Appellant was found guilty of violating the 1954 ordinance which became effective June 28th. He claims that he had lawfully used his property for parking a house trailer before June 28th and that he had thereby acquired a right to continue such use of his property notwithstanding passage of the 1954 ordinance. He relies upon Des Jardin v. Greenfield (1952), 262 Wis. 43, 53 N.W.2d 784. The decision cited is not precisely in point. The ordinance of the town of Greenfield absolutely prohibited keeping a trailer occupied or available for occupancy outside a trailer camp. On its face the 1954 ordinance of the town of Wilson does not contain an absolute prohibition, but requires a permit which presumably would be issued upon proper application and compliance with the requirements of the ordinance germane to health, safety, and welfare.
Assuming, however, as contended by appellant that one who lawfully kept a trailer outside a camp before June 28, 1954, could lawfully continue to do so without obtaining a permit, appellant still cannot prevail.

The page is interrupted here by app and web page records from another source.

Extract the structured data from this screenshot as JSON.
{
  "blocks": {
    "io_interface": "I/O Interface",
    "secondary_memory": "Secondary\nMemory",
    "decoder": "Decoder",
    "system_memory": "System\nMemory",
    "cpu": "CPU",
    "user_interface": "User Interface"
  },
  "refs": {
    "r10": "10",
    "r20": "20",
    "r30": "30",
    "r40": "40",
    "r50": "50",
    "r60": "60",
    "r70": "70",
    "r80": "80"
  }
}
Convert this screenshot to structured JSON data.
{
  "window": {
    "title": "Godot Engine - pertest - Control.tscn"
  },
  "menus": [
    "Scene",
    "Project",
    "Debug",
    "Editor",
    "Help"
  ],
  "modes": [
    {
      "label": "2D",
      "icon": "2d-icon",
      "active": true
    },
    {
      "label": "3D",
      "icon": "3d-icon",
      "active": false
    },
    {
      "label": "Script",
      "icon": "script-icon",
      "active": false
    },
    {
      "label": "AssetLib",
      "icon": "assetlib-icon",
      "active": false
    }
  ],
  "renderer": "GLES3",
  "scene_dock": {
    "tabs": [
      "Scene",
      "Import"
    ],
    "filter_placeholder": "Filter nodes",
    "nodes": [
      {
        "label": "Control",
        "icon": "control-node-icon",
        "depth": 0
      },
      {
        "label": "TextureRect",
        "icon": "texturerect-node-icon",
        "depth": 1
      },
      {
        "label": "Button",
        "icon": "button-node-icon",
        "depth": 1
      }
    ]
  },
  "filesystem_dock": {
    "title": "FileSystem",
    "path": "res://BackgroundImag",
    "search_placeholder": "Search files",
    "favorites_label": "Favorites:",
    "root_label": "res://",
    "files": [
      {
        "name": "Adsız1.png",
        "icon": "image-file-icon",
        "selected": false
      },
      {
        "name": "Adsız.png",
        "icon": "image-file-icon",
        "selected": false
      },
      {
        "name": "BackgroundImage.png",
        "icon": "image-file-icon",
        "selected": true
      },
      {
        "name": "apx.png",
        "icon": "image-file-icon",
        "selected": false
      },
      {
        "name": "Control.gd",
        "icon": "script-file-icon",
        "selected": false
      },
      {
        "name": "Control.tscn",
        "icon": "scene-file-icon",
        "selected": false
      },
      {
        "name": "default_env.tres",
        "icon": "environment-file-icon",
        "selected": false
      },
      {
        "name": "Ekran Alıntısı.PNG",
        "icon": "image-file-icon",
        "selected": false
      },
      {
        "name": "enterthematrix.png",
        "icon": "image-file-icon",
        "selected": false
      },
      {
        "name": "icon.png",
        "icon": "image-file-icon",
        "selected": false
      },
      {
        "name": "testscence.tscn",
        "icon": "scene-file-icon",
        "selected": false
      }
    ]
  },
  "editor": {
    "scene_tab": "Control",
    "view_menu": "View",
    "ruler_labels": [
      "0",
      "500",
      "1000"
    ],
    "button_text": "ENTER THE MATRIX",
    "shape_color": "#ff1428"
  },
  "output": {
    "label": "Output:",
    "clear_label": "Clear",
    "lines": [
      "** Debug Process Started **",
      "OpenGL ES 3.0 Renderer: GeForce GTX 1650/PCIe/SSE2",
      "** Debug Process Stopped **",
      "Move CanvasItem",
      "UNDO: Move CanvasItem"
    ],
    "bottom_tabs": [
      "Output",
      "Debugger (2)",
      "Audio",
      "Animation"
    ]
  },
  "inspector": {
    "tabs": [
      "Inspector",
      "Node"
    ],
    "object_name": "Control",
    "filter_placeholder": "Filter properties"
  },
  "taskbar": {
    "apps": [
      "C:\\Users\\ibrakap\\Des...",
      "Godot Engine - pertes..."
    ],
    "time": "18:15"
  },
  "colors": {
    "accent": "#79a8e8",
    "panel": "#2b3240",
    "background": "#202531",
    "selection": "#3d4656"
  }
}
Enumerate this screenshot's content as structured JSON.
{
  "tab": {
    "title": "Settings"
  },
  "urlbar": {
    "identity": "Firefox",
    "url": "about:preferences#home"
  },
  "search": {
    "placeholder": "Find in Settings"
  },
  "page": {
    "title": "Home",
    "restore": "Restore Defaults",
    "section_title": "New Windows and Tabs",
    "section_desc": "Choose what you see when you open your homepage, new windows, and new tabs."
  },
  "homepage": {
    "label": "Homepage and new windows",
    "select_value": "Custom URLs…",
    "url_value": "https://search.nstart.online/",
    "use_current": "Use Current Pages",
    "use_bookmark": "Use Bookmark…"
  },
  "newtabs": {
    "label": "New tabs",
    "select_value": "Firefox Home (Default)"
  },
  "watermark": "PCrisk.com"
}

It is clear that if appellant's use of his premises before June 28th was unlawful, he acquired no right to continue such use. David A. Ulrich., Inc., v. Saukville, ante, p. 173, 96 N.W.2d 612. Appellant attempts to meet this proposition by asserting (1) that the 1950 ordinance was not applicable to individual trailers parked outside a trailer camp, and (2) that the town board improperly refused his application for a permit.
It is evident from the portion of the 1950 ordinance set forth in the statement of facts that the ordinance expressly prohibited parking a trailer outside an approved camp without a permit. The ordinance was purportedly adopted under sec. 60.297, Stats. 1949. Sub. (1) (c) defined "trailer camp" as an area or premises on which space available for two or more trailers is rented or held for rent or free occupancy. Sub. (2) empowered town boards to regulate "trailer camps." Respondent town argues that the statute also authorized regulation of individual trailer sites outside of trailer camps. Even granting that it may not, we deem it clear that a village board would have had power to regulate individual trailer sites under sec. 61.34, and that the town board of the town of Wilson had acquired the same power under sec. 60.18 (12).
Appellant evidently contends further that, even if the 1950 ordinance were valid upon its face, it was void if arbitrarily administered and that therefore his parking prior to June 28th was lawful. See Lerner v. Delavan (1930), 203 Wis. 32, 39, 233 N.W. 608. The circuit court, however, considered this issue and declined to find that the town board abused its discretion in denying appellant a permit. While there is testimony to the effect that members of the town board did not want to issue permits for trailers outside trailer camps, there was also testimony, referred to in the decision of the trial court, indicating that appellant intended an evasion of the ordinance by selling off strips of land to owners of trailers. Appellant's application was made orally by the owner of another trailer which was parked a few feet away, on land which appellant had conveyed or was going to convey to him. Both applications were denied. The evidence would by no means compel a finding that the board abused its discretion in denying appellant a permit.
By the Court. — Judgment affirmed.
MARTIN, C.J., and CURRIE, J., took no part.